5. “It is axiomatic that the state's burden of proof beyond a reasonable doubt applies to each and every element comprising the offense charged. But this burden of proof does not operate upon each of the many subsidiary, evidentiary, incidental or subordinate facts ․ upon which the prosecution may collectively rely to establish a particular element of the crime beyond a reasonable doubt․ Where the prosecution must rely upon circumstantial evidence, either in part or in whole, each link in the chain of circumstantial evidence need not be established beyond a reasonable doubt.” (Internal quotation marks omitted.) State v. Williams, 220 Conn. 385, 398, 599 A.2d 1053 (1991).
6. The defendant also attempts to cast doubt on the evidence that he had received the letter mailed to him by Eastern Federal Bank in November, 2005. The defendant calls our attention to a representation made to the court by the prosecutor, that, while Mastowy was certain that the letter was mailed to the defendant, she could not be certain that this letter was not returned to the bank. This representation of Mastowy, made to the court and the defense by the prosecutor, was not made in the presence of the jury and, thus, was not evidence in this case. Nevertheless, the jury had evidence before it that the bank mailed the letter to the defendant at the address that he provided the bank when he opened his account weeks earlier. There was also evidence that during his investigation, Lounsbery confirmed that this was the defendant's address.

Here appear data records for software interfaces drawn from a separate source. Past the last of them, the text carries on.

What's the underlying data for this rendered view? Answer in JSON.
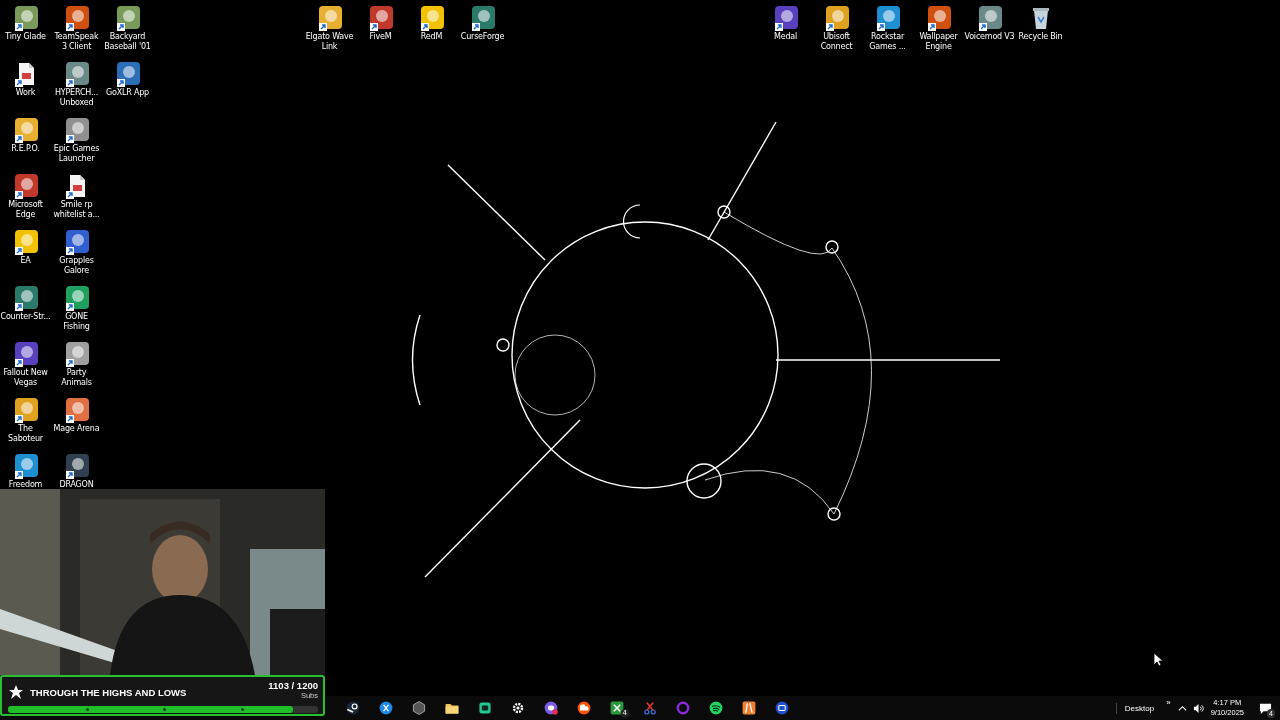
{
  "desktop": {
    "left_columns": [
      [
        {
          "label": "Tiny Glade",
          "kind": "app"
        },
        {
          "label": "Work",
          "kind": "file"
        },
        {
          "label": "R.E.P.O.",
          "kind": "app"
        },
        {
          "label": "Microsoft Edge",
          "kind": "app"
        },
        {
          "label": "EA",
          "kind": "app"
        },
        {
          "label": "Counter-Str...",
          "kind": "app"
        },
        {
          "label": "Fallout New Vegas",
          "kind": "app"
        },
        {
          "label": "The Saboteur",
          "kind": "app"
        },
        {
          "label": "Freedom",
          "kind": "app"
        }
      ],
      [
        {
          "label": "TeamSpeak 3 Client",
          "kind": "app"
        },
        {
          "label": "HYPERCH... Unboxed",
          "kind": "app"
        },
        {
          "label": "Epic Games Launcher",
          "kind": "app"
        },
        {
          "label": "Smile rp whitelist a...",
          "kind": "file"
        },
        {
          "label": "Grapples Galore",
          "kind": "app"
        },
        {
          "label": "GONE Fishing",
          "kind": "app"
        },
        {
          "label": "Party Animals",
          "kind": "app"
        },
        {
          "label": "Mage Arena",
          "kind": "app"
        },
        {
          "label": "DRAGON",
          "kind": "app"
        }
      ],
      [
        {
          "label": "Backyard Baseball '01",
          "kind": "app"
        },
        {
          "label": "GoXLR App",
          "kind": "app"
        }
      ]
    ],
    "top_middle": [
      {
        "label": "Elgato Wave Link",
        "kind": "app"
      },
      {
        "label": "FiveM",
        "kind": "app"
      },
      {
        "label": "RedM",
        "kind": "app"
      },
      {
        "label": "CurseForge",
        "kind": "app"
      }
    ],
    "top_right": [
      {
        "label": "Medal",
        "kind": "app"
      },
      {
        "label": "Ubisoft Connect",
        "kind": "app"
      },
      {
        "label": "Rockstar Games ...",
        "kind": "app"
      },
      {
        "label": "Wallpaper Engine",
        "kind": "app"
      },
      {
        "label": "Voicemod V3",
        "kind": "app"
      },
      {
        "label": "Recycle Bin",
        "kind": "bin"
      }
    ]
  },
  "sub_goal": {
    "title": "THROUGH THE HIGHS AND LOWS",
    "count": "1103 / 1200",
    "unit": "Subs",
    "level": 0.92
  },
  "taskbar": {
    "apps": [
      {
        "kind": "steam"
      },
      {
        "kind": "blue"
      },
      {
        "kind": "hexagon"
      },
      {
        "kind": "folder"
      },
      {
        "kind": "greenbox"
      },
      {
        "kind": "gear"
      },
      {
        "kind": "discord"
      },
      {
        "kind": "orange"
      },
      {
        "kind": "xbox",
        "badge": "4"
      },
      {
        "kind": "scissors"
      },
      {
        "kind": "ring"
      },
      {
        "kind": "spotify"
      },
      {
        "kind": "fivem"
      },
      {
        "kind": "wallpaper"
      }
    ],
    "toolbar_label": "Desktop",
    "toolbar_more": "»",
    "time": "4:17 PM",
    "date": "9/10/2025",
    "notification_count": "4"
  }
}
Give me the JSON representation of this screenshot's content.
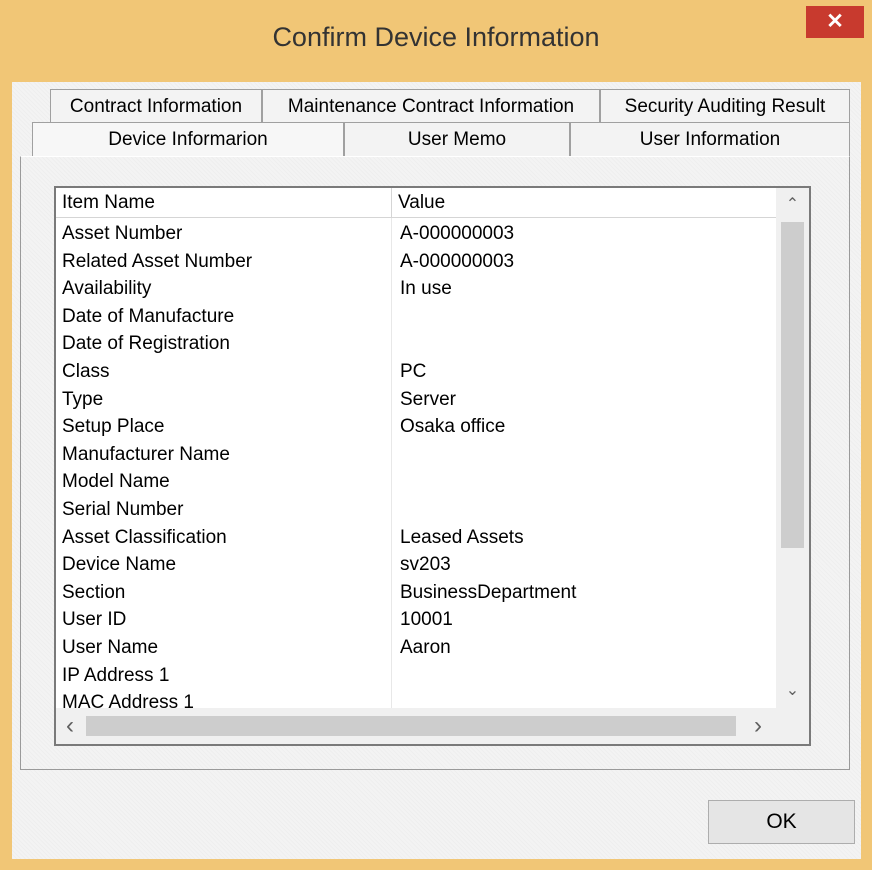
{
  "window": {
    "title": "Confirm Device Information",
    "close_glyph": "✕",
    "accent_color": "#f1c676",
    "close_color": "#c83a2e"
  },
  "tabs": {
    "row1": [
      {
        "label": "Contract Information"
      },
      {
        "label": "Maintenance Contract Information"
      },
      {
        "label": "Security Auditing Result"
      }
    ],
    "row2": [
      {
        "label": "Device Informarion",
        "selected": true
      },
      {
        "label": "User Memo"
      },
      {
        "label": "User Information"
      }
    ]
  },
  "table": {
    "columns": [
      "Item Name",
      "Value"
    ],
    "rows": [
      [
        "Asset Number",
        "A-000000003"
      ],
      [
        "Related Asset Number",
        "A-000000003"
      ],
      [
        "Availability",
        "In use"
      ],
      [
        "Date of Manufacture",
        ""
      ],
      [
        "Date of Registration",
        ""
      ],
      [
        "Class",
        "PC"
      ],
      [
        "Type",
        "Server"
      ],
      [
        "Setup Place",
        "Osaka office"
      ],
      [
        "Manufacturer Name",
        ""
      ],
      [
        "Model Name",
        ""
      ],
      [
        "Serial Number",
        ""
      ],
      [
        "Asset Classification",
        "Leased Assets"
      ],
      [
        "Device Name",
        "sv203"
      ],
      [
        "Section",
        "BusinessDepartment"
      ],
      [
        "User ID",
        "10001"
      ],
      [
        "User Name",
        "Aaron"
      ],
      [
        "IP Address 1",
        ""
      ],
      [
        "MAC Address 1",
        ""
      ]
    ]
  },
  "scrollbar": {
    "up_glyph": "⌃",
    "down_glyph": "⌄",
    "left_glyph": "‹",
    "right_glyph": "›"
  },
  "footer": {
    "ok_label": "OK"
  }
}
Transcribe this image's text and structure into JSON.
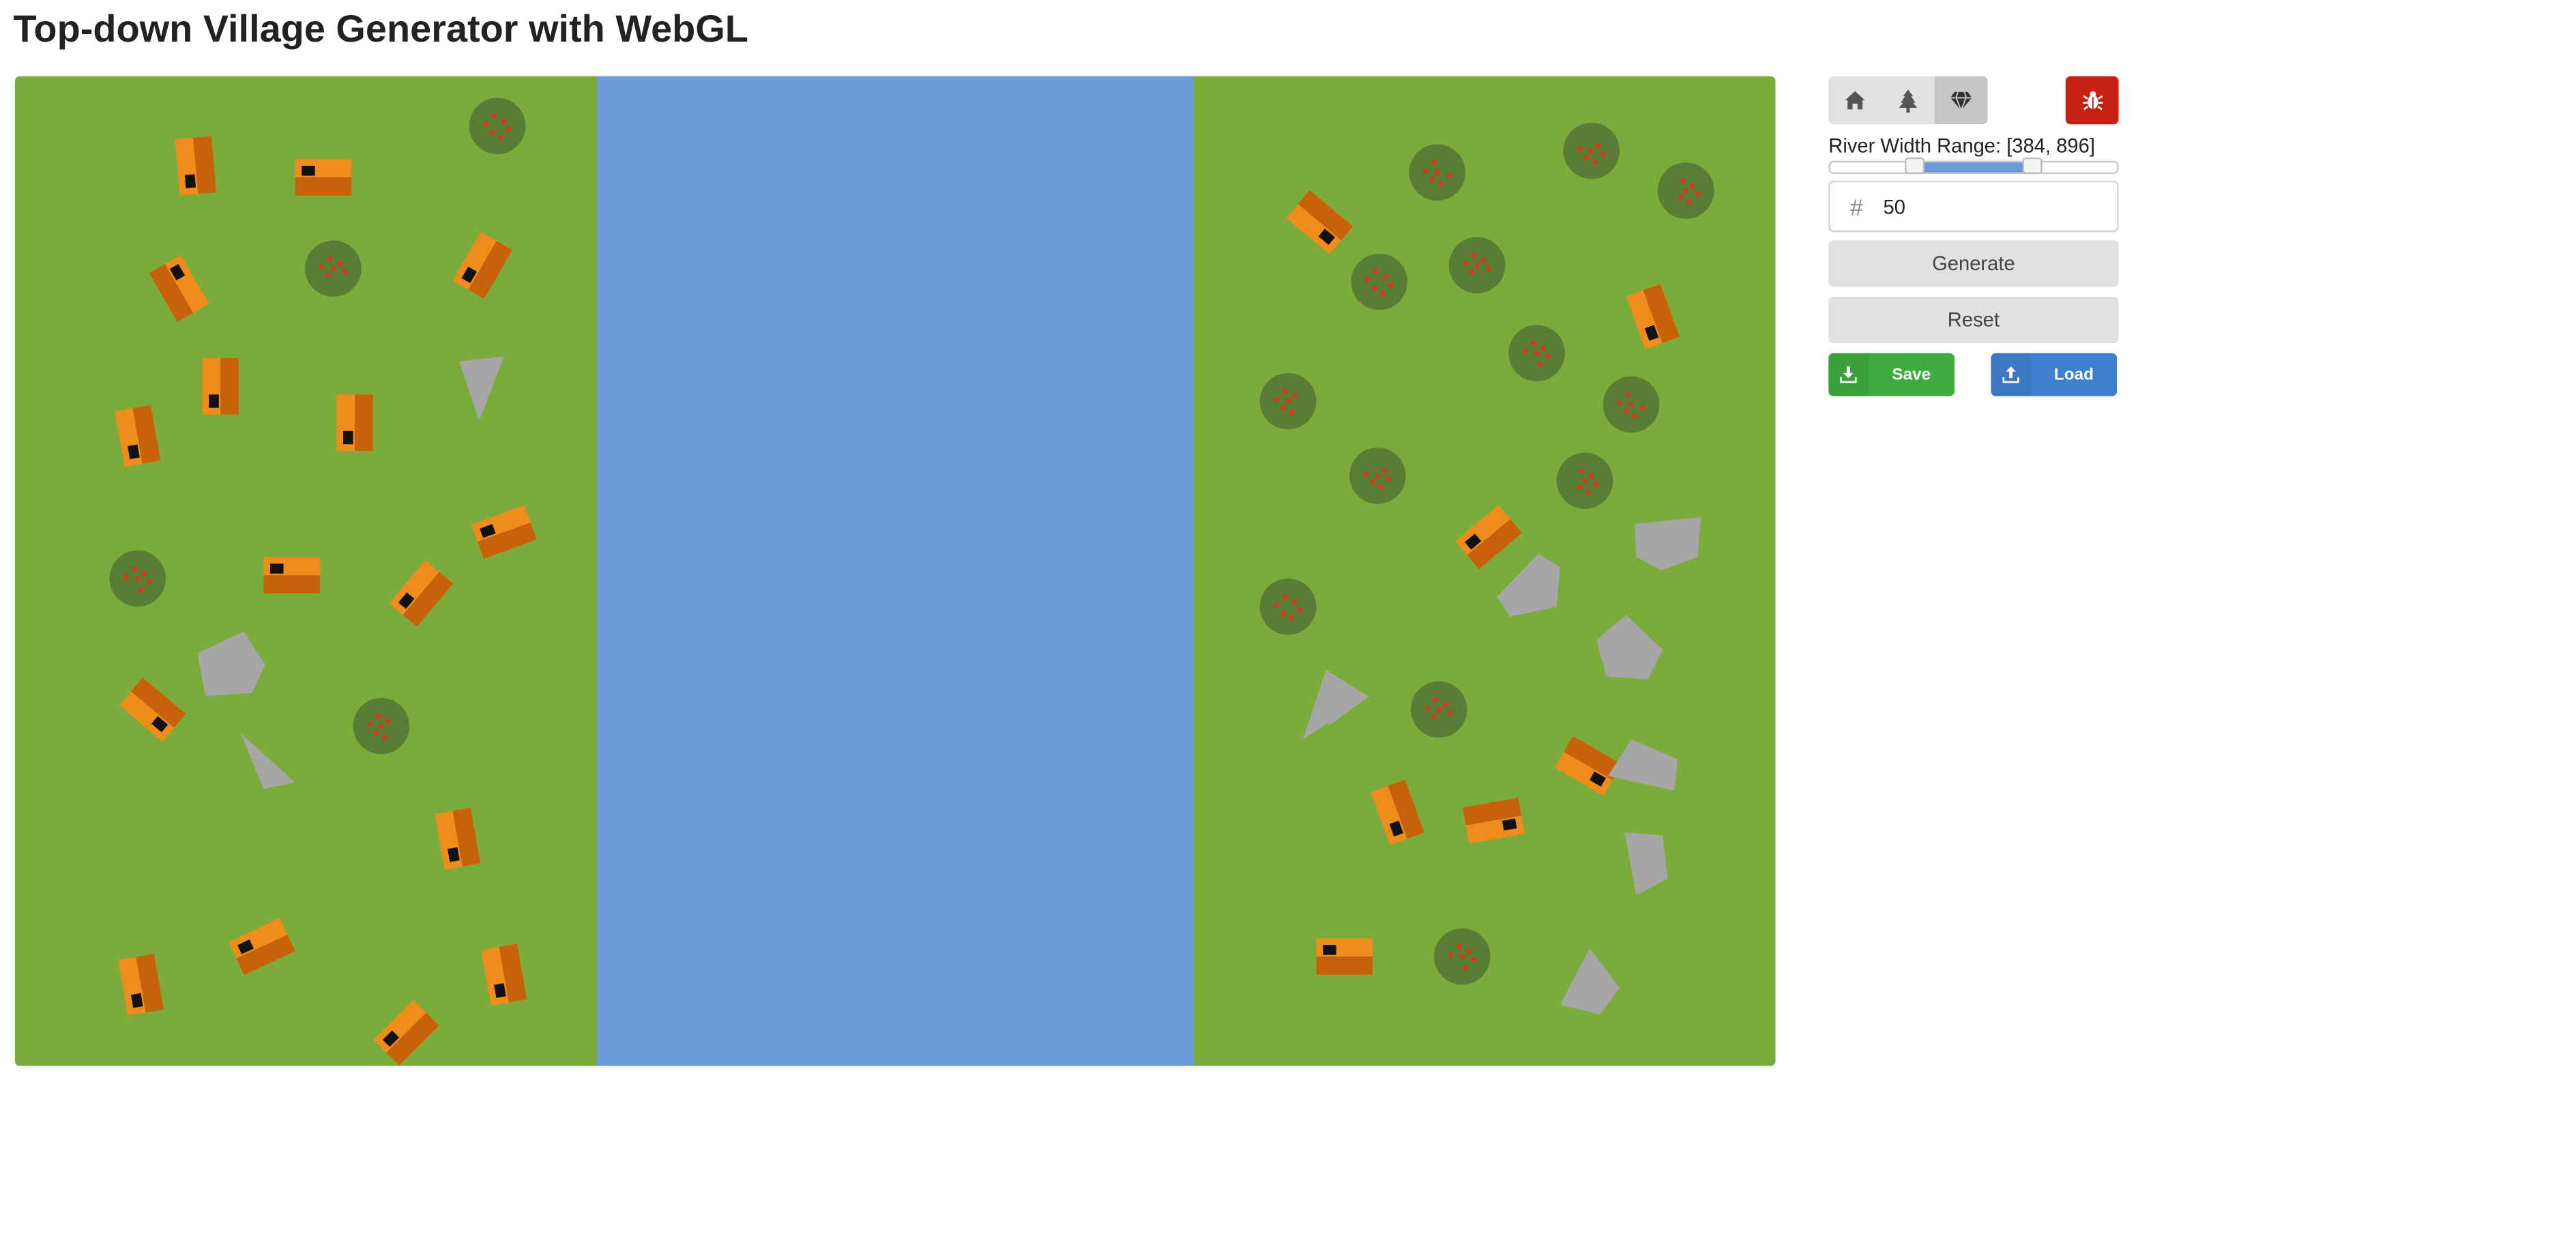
{
  "page": {
    "title": "Top-down Village Generator with WebGL"
  },
  "toolbar": {
    "modes": [
      {
        "name": "house-icon",
        "active": false
      },
      {
        "name": "tree-icon",
        "active": false
      },
      {
        "name": "gem-icon",
        "active": true
      }
    ],
    "debug_icon": "bug-icon"
  },
  "river_range": {
    "label": "River Width Range: [384, 896]",
    "min": 384,
    "max": 896
  },
  "seed": {
    "icon": "hash-icon",
    "value": "50"
  },
  "buttons": {
    "generate": "Generate",
    "reset": "Reset",
    "save": "Save",
    "load": "Load"
  },
  "colors": {
    "grass": "#7bac3b",
    "river": "#6a9ad8",
    "house_light": "#f08c1c",
    "house_dark": "#c8620a",
    "tree": "#597d34",
    "berry": "#d63a1e",
    "rock": "#a6a6a6",
    "save": "#3faa3f",
    "load": "#3f7fd0",
    "debug": "#c72116"
  }
}
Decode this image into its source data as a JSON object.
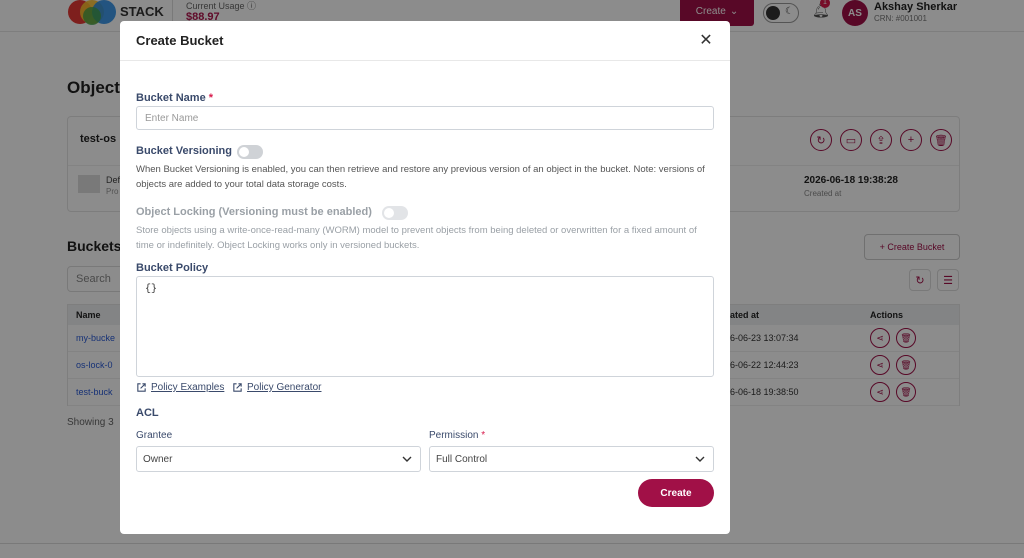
{
  "topbar": {
    "logo_text": "STACK",
    "usage_label": "Current Usage",
    "usage_value": "$88.97",
    "create_label": "Create",
    "notification_count": "1",
    "user_initials": "AS",
    "user_name": "Akshay Sherkar",
    "user_crn": "CRN: #001001"
  },
  "background": {
    "page_title": "Object",
    "detail_bucket_name": "test-os",
    "detail_item_name": "Def",
    "detail_item_sub": "Pro",
    "created_value": "2026-06-18 19:38:28",
    "created_label": "Created at",
    "buckets_title": "Buckets",
    "create_bucket_label": "+ Create Bucket",
    "search_placeholder": "Search",
    "table": {
      "headers": {
        "name": "Name",
        "created": "ated at",
        "actions": "Actions"
      },
      "rows": [
        {
          "name": "my-bucke",
          "created": "6-06-23 13:07:34"
        },
        {
          "name": "os-lock-0",
          "created": "6-06-22 12:44:23"
        },
        {
          "name": "test-buck",
          "created": "6-06-18 19:38:50"
        }
      ]
    },
    "showing_text": "Showing 3"
  },
  "modal": {
    "title": "Create Bucket",
    "bucket_name_label": "Bucket Name",
    "required_mark": "*",
    "bucket_name_placeholder": "Enter Name",
    "bucket_name_value": "",
    "versioning_label": "Bucket Versioning",
    "versioning_enabled": false,
    "versioning_help": "When Bucket Versioning is enabled, you can then retrieve and restore any previous version of an object in the bucket. Note: versions of objects are added to your total data storage costs.",
    "locking_label": "Object Locking (Versioning must be enabled)",
    "locking_enabled": false,
    "locking_help": "Store objects using a write-once-read-many (WORM) model to prevent objects from being deleted or overwritten for a fixed amount of time or indefinitely. Object Locking works only in versioned buckets.",
    "policy_label": "Bucket Policy",
    "policy_value": "{}",
    "policy_examples_link": "Policy Examples",
    "policy_generator_link": "Policy Generator",
    "acl_label": "ACL",
    "grantee_label": "Grantee",
    "grantee_value": "Owner",
    "permission_label": "Permission",
    "permission_value": "Full Control",
    "submit_label": "Create"
  },
  "colors": {
    "brand": "#a11047",
    "label": "#3a4a6b",
    "required": "#d81b4c"
  }
}
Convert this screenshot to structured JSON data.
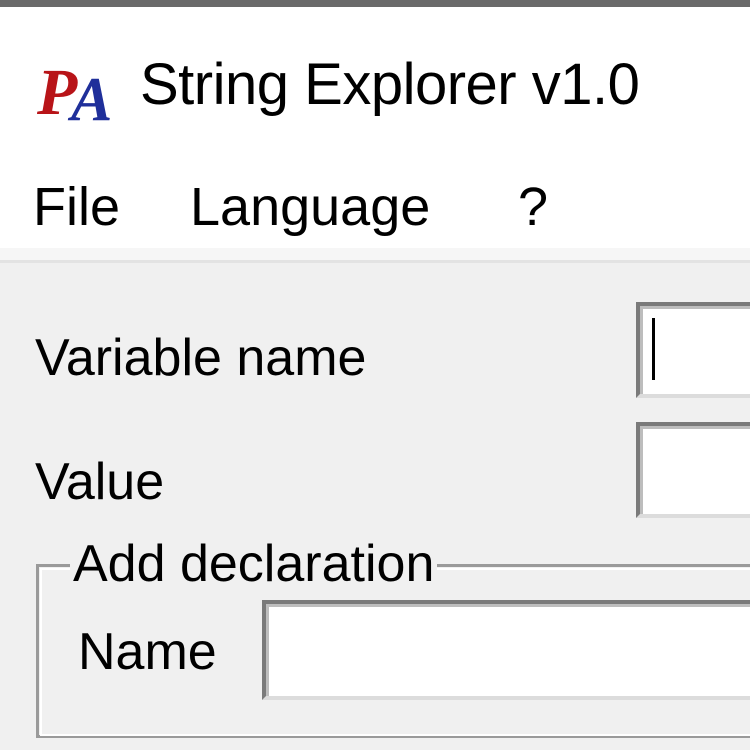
{
  "window": {
    "title": "String Explorer v1.0",
    "icon": "pa-app-icon",
    "icon_text": "PA"
  },
  "menu": {
    "items": [
      {
        "label": "File"
      },
      {
        "label": "Language"
      },
      {
        "label": "?"
      }
    ]
  },
  "form": {
    "variable_name_label": "Variable name",
    "variable_name_value": "",
    "value_label": "Value",
    "value_value": ""
  },
  "add_declaration": {
    "group_label": "Add declaration",
    "name_label": "Name",
    "name_value": ""
  },
  "colors": {
    "client_background": "#f0f0f0",
    "window_background": "#ffffff",
    "icon_red": "#b81418",
    "icon_blue": "#1f2f9a"
  }
}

Accordingly, to the extent that the state based its case upon the defendant's failure to respond to the bank's letter, there was evidence in support of such a finding.
In this opinion the other judges concurred.